Nice, Betsey.   You and I have discussed this representation of what you speak of.   Thoughts? 

Thank you Sudhir for adding

Thank you Sudhir for adding this link to your concept of the practical application of working in an open source model. Your ideas are paramount to strengthening creativity and innovation to occur at levels beyond our own single minded thinking. Thank you for your good work and insightful creativity.


 Hello Betsey,

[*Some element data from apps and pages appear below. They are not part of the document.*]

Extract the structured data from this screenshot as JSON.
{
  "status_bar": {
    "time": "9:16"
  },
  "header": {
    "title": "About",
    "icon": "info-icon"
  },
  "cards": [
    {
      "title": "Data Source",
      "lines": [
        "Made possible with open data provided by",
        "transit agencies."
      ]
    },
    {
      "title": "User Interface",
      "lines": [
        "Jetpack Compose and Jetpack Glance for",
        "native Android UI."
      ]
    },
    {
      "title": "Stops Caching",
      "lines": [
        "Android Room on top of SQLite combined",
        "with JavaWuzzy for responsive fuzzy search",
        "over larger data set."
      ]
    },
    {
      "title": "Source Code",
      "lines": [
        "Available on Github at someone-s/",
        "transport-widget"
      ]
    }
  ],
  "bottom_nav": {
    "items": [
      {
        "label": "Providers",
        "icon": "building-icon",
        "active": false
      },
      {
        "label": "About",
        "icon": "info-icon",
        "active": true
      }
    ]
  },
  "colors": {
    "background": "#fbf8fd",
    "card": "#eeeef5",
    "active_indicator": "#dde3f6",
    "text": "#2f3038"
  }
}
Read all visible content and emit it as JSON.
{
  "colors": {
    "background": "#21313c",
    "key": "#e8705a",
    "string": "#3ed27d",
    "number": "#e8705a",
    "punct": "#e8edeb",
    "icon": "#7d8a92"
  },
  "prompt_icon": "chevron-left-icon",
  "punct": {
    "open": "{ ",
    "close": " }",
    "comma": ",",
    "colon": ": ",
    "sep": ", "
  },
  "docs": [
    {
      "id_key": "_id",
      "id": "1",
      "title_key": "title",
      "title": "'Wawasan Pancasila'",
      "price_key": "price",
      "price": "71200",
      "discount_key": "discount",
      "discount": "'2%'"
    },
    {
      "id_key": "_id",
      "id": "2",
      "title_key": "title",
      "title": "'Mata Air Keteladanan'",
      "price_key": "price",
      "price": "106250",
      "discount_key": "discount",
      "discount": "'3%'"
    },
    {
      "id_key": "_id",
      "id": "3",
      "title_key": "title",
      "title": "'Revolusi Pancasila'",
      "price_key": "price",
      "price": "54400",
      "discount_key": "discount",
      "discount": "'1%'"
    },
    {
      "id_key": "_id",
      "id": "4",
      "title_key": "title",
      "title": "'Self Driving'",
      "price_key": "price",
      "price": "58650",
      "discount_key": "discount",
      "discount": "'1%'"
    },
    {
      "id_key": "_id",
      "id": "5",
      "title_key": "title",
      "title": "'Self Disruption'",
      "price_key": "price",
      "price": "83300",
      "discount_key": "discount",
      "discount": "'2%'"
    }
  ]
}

Please don't take my answer to your request to chisel an epitaph on the I-Open headstone as a lack of appreciation for all the diligence, effort, commitment and hard work you, Susan, Ed, Gloria, and the rest of the I team – and many others - contributed to the NEO civic space over the last half decade.
REI in 2003/4 was the reason I became compelled to understand why civicly much of   Cleveland and NEO  had failed, and was continuing to fail. But NEO has only gotten worse since 2004.
Our efforts have not turned the tide, have not stopped the census outflow, have not invigorated the inner City, have not cleaned up politics – and not even the administration at Case had the wisdom or the guts to keep REI going.
So, I have got to say that the model and methods for civic change and community engagement we are pursuing are not effective.   We are intellectually exercising ourselves while the ship continues to slip below the surface.   We are so intellectual we aren't even trying to get into lifeboats!
In geology 99% of the topographic physical change comes in less than 1% of the time.   Rivers erode and morph the landscape very slowly 99% of the time – but huge changes are made to the landscape in very short periods of torrential flooding.   Same thing with volcanoes.
I believe to make any significant difference here in NEO a much more pointed, aggressive and radical approach needs to be taken. We need methods (which we clearly don’t have now – to wit the FBI is in town) to hold people in public office accountable.  We need to strip away the usurping powers of the non-profits, of the CDCs, of the non-elected agencies.    
We need to be more like ED HAUSER and not sit down in the face of Tim Hagan’s insults. And we need to fund ombudsman-like citizens such as Ed Hauser so we won’t die like Ed did –broke  with no health care.
We aren’t going to get anywhere working with, and within the present “trust your government” system.  
We need to be more RADICAL.
NB this is not a call to arms, but rather a call to demand a sytem forcing total accountability for all public monies and public employees and the demand that no monies be spent in the civic space if the money was not allocated by a pure democratic process.    (for example, the Cleveland Foundation would not be able to fund $25,000 to the lobby which advocated the renewal of the Port Authority tax, as the Cleveland Foundation did do)